Boston Says Goodbye to Big Papi, a Dominican Immigrant Who Became the City’s Unlikely Hero

On the diamond of the historic Fenway Park, a 6-year-old boy has the honor of throwing out the first pitch. He is sick, with a life-threatening heart defect that has caused him to undergo more than 30 surgeries. But on this day, all he can do is smile, because he got the chance to meet his favorite Red Sox player: David Ortiz.

The allure of Big Papi in Boston and much of New England isn’t hard to understand at face value. The Dominican immigrant is one of the main reasons the Red Sox ended their 86-year drought of a World Series victory, and was just as integral in their last two titles in 2007 and 2013.

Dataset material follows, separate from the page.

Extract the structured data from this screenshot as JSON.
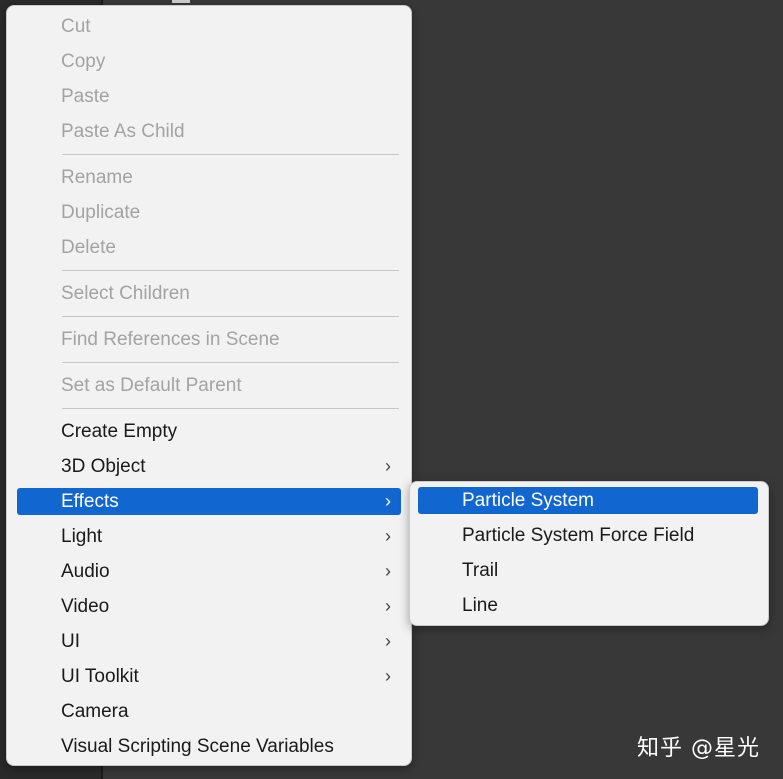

I was thankful to experience the rise of Ortiz with the rise into adulthood. I was in sixth grade when I saw him and the Red Sox win four straight games against the New York Yankees, two of those wins as a result of walk-off wins courtesy of Ortiz. In 2013, I watched from my college dorm room as his leadership propelled the Red Sox to their first World Series win in Boston since 1918. And miles away from my dorm room, Bostonians went on a pilgrimage to 665 Boylston Street, the sight of the Boston Marathon finish line, where months prior, tragedy struck.

As a baseball player, Ortiz is beloved by his accomplishments as a part of the Red Sox: three World Series titles, countless walk-off home runs and RBIs, becoming one of the greatest Red Sox hitters of all time. But in Boston, Ortiz is mythical, and that was no more apparent than on a spring day in 2013.

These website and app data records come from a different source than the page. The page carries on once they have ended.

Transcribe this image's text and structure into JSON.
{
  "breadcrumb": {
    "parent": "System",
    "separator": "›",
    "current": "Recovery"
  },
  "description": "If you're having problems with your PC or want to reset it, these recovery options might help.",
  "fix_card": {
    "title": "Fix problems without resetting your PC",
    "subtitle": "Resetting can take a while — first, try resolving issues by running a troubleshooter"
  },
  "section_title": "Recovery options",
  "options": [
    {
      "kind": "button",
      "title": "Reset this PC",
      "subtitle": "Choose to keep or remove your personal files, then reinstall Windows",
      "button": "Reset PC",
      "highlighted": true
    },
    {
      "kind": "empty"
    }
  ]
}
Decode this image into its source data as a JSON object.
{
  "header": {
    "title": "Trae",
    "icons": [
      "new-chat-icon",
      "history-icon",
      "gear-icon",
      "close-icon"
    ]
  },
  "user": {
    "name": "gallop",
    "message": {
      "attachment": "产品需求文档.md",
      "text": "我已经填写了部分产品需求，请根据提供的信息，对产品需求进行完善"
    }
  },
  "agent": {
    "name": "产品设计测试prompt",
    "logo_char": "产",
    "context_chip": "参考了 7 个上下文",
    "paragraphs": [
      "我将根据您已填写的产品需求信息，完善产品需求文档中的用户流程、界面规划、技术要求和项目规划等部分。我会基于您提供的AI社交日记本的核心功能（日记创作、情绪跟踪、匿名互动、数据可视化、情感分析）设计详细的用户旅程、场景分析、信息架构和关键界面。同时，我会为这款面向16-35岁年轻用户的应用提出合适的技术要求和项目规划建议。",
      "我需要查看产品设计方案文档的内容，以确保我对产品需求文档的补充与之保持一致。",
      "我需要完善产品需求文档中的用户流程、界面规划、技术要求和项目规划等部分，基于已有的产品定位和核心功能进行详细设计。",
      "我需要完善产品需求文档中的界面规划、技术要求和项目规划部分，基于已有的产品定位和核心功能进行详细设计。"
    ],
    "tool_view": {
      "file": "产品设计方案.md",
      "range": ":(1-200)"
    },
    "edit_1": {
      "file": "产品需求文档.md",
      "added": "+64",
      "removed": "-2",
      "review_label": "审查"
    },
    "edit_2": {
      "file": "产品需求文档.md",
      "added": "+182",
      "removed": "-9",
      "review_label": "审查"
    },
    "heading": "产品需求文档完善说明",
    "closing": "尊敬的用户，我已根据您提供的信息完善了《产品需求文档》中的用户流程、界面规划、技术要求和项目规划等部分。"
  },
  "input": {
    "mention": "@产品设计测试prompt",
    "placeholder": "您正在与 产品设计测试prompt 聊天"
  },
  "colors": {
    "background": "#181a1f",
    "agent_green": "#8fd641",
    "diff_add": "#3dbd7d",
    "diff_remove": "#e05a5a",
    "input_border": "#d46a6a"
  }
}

“This is our fucking city, and nobody going dictate our freedom. Stay strong.”

Five days after the Boston Marathon bombing that killed three people and injured 280 others, Fenway Park was the church for Boston, a site to gather for healing and celebration. No one knew what to expect. No one knew what would happen. But when Ortiz grabbed a microphone, like a priest ready to deliver a homily, Fenway lent their ears.

“This jersey that we wear today, it doesn’t say Red Sox,” Ortiz said. “It say Boston.” And as he thanked government officials and police for their work in the following days after the attack, Ortiz delivered a message. “This is our fucking city, and nobody going dictate our freedom. Stay strong.”

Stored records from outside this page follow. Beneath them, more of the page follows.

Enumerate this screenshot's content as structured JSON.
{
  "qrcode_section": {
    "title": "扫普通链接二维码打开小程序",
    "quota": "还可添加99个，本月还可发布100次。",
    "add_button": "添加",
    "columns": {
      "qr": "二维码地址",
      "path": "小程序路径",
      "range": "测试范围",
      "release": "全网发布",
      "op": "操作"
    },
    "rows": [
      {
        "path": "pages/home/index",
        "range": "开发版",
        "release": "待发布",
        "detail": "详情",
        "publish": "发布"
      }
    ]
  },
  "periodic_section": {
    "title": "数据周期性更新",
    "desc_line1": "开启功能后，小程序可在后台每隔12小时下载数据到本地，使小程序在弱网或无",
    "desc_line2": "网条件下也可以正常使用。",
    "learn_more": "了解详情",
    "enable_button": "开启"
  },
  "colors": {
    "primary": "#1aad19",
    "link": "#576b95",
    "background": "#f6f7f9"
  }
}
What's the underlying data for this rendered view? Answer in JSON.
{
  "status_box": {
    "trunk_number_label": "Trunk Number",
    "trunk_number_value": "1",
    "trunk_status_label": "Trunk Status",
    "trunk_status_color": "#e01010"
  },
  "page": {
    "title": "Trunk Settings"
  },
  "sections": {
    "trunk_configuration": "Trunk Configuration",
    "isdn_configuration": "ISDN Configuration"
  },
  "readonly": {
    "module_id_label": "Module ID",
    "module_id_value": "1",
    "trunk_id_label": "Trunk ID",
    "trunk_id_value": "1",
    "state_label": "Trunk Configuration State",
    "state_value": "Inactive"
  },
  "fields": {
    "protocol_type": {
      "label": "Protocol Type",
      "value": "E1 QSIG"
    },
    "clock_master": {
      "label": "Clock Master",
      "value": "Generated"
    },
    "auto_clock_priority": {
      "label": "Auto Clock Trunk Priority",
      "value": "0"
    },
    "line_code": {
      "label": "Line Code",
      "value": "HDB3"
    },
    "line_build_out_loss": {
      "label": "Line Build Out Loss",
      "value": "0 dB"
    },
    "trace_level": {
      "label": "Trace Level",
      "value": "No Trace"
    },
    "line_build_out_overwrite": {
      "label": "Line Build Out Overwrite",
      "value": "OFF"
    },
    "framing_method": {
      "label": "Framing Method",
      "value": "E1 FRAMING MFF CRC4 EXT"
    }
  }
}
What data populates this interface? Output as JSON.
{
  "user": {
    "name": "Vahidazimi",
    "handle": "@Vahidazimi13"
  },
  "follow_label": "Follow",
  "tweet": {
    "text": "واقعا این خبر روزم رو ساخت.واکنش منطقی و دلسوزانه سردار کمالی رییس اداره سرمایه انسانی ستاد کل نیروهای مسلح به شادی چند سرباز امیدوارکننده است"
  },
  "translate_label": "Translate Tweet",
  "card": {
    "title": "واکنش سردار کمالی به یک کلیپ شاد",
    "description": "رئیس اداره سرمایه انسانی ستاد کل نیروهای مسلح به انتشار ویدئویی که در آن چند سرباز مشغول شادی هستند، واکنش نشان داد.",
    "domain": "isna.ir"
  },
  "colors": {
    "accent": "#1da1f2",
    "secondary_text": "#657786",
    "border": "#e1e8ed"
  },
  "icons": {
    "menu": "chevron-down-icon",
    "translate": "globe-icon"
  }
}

He spoke broken English, but it didn’t matter. He used profanity on live television, but it didn’t matter. He was a Spanish-speaking immigrant from the Dominican Republic, but it didn’t matter. While this moment is what cements Ortiz’s legacy as one of the all-time greatest athletes in Boston sports history, it was what didn’t matter in this moment that made Ortiz’s legacy so much more important.

As a child of Dominican parents, baseball was in my blood. I grew up playing and watching the game and learned to love it at an early age. I gravitated towards Dominican players like Pedro Martínez and José Reyes because I could relate based on my culture and the fact that these men, who came from the countryside and poorest communities of the Dominican Republic, made it to the grandest stage of professional baseball in the world.

When Ortiz steps up to the plate, his body language is telling you he is ready to play and ready to do damage.

But when I saw Ortiz grace my television screen back in the 2004 postseason, it was different. Ortiz captivated you and drew you in to the game of baseball in a way like no one else. When Ortiz steps up to the plate, his body language is telling you he is ready to play and ready to do damage. When he is at the plate, you can tell he is at home, comfortable in his stance, moving his bat like an orchestra’s conductor with ease.

Ortiz looks like a menacing giant at the plate, but once the helmet comes off, the friendliest giant you know appears. You see it in videos captured by Kevin Millar in the locker room. You see it with kids who glow and jump with glee at the sight of Big Papi. Even his name, Big Daddy, describes how Boston sees him. They see Ortiz as a father figure to the city, and when the city needed their patriarch, Ortiz answered, saying everything was going to be okay.

These qualities – determination, strength, love, and family – are at the root of Dominican values, and it’s why saying goodbye to Ortiz is so hard for Boston.

I went to my first Red Sox game in April before I was assigned this piece, and as the Red Sox lineup was called, one man got the loudest ovation. Each time he stepped up to the plate, the fans at Fenway roared loudly, waiting with bated breath to see what he would do. Ortiz was the only man to get the kind of reaction that night.

He has provided fond memories for the city of Boston, and that’s why it will be hard for the city when Ortiz says goodbye. Because it will be saying goodbye to the loved one who has been there for you through the good and the bad. It will be saying goodbye to the man who made Boston stay strong.